Somewhere in Vermont’s February…

Summers, the dawn is raucous with songbirds. In February, I stand outside in the dark, the cold swirling around my hands and head, hungry, hungry, it seems for my warmth. The icy snow makes the lightest tap against the kitchen window. We’re socked in by sleet and ice and snow in Vermont, the winter wrapping around us. When my daughters were little, how I chafed against those endless winter days. Now, I’m glad to be awake and working while the household sleeps. The cats have wandered downstairs for their breakfast, and curled up for their post-breakfast rest. Our house is warm; the daughters are well; the bills are paid; I have work.

Let the snow pile up. Among those many motherhood lessons is a solid carpe diem — and to log in a few more hours of work before the day drifts along….

Winter solitude—
In a world of one color
The sound of wind.

— Basho


Bit of Breeze

I stood on my back deck last night, leaning against the house and watching my friend get out of her Subaru with a bowl of meatballs. My daughters had strung white Christmas lights all over the barn’s front side that afternoon. The white clapboard had that classic New England winter festiveness, complete with a red-bow wreath someone gave my daughter.

I stood there thinking how in my twenties I would have believed I would live here forever. Forever was part of my twenties’ worldview. In my forties – like just about everyone else I know – the erosion of loss (marriage, business, house) has altered the landscape of my worldview. I stood there thinking that, at some point (God willing, many years hence), someone will live here, and maybe paint that barn cotton-candy pink. For that moment, though, in early December, I leaned against the solid house in the cool afternoon, thinking how fine it was to have guests for dinner and my daughters inside, baking cookies.

I don’t knit, but when I watch someone who does, I think that they must have found some of the same inner peace that I discovered during my expeditions (for example, the South Pole)…. A great many of us have a desire to return to something basic, authentic, and to find peace, to experience a small, quiet alternative to the din….The results that you achieve – firewood to warm you, a sweater you have poured yourself into – are not things that can be printed out. The fruit of your labor is a tangible product. A result that you and others can enjoy over a period of time.

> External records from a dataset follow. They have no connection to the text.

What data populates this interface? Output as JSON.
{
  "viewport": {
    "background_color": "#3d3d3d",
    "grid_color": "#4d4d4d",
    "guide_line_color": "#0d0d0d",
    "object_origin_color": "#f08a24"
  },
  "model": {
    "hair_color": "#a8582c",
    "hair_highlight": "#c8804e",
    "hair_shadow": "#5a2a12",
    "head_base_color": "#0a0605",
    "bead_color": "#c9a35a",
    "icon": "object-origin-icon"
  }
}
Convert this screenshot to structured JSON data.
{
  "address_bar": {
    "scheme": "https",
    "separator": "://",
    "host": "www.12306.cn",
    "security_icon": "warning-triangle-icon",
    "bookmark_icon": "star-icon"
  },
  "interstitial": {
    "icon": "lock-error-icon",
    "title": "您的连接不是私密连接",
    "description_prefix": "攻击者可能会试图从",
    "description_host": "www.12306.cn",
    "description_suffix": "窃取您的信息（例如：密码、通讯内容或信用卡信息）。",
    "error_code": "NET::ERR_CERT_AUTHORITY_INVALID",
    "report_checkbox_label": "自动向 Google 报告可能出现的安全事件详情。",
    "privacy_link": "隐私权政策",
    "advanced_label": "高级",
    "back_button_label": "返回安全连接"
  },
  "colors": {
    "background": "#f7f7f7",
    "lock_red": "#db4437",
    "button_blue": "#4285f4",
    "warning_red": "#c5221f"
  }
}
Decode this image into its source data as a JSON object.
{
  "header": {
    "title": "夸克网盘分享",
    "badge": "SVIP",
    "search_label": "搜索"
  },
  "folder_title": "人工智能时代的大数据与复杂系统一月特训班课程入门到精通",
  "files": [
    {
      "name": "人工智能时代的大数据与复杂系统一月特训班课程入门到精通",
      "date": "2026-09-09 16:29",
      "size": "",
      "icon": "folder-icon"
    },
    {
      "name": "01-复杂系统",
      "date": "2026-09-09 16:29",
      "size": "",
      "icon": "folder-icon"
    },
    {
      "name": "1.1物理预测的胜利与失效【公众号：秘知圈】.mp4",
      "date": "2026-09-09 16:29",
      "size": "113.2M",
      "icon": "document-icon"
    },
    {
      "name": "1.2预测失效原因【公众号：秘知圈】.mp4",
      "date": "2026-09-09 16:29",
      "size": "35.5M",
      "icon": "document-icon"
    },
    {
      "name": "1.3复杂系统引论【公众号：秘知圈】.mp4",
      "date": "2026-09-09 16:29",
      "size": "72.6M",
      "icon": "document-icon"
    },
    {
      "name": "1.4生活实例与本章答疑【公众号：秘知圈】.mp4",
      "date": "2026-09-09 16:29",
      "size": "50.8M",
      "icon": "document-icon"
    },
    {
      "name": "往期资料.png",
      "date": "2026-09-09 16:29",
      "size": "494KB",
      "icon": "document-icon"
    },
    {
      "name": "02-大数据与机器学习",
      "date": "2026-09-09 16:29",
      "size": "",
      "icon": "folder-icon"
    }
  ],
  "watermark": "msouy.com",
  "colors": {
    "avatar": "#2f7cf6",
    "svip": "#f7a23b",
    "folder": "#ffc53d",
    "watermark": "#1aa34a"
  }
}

– Erling Kagge, Silence in the Age of Noise


Solitude and Writing

When I first became a mother in rural Vermont, I discovered the odd solitude-that-was-not-solitude that arises from nearly always being with a young child. Now my daughters are older, and I’m fortunate to have writing work, so deep solitude again makes a consistent mark in my days. Hence, reading at events like Bookstock are a particular pleasure, with time to chat about books and lives. I have no idea what, say, hedge fund managers shoot the breeze about, but my experience with Vermont writers is generally unmitigated humor, rich inner lives with often rocky terrain, and a rush of talking, talking, like we’re all odd aunties let out of the attic for an afternoon.

Later, past dark, home again, my daughters and their cousins decided to set off a Chinese lantern the girls had been saving. In the neighbors’ field, beneath the beaming constellations, my teenager and I held the tissue-thin lantern between us as it filled with heat and smoke from a small fire. When we released it, the red lantern and its flame rushed up into the night, carried away by a breeze and its own heat.

In the darkness, my 11-year-old slid her hand into mine, afraid of the night and yet entranced, looking up at the heavens.

Hazy moonlight —
someone is standing
among the pear trees.

– Yosa Buson


Woodstock, Vermont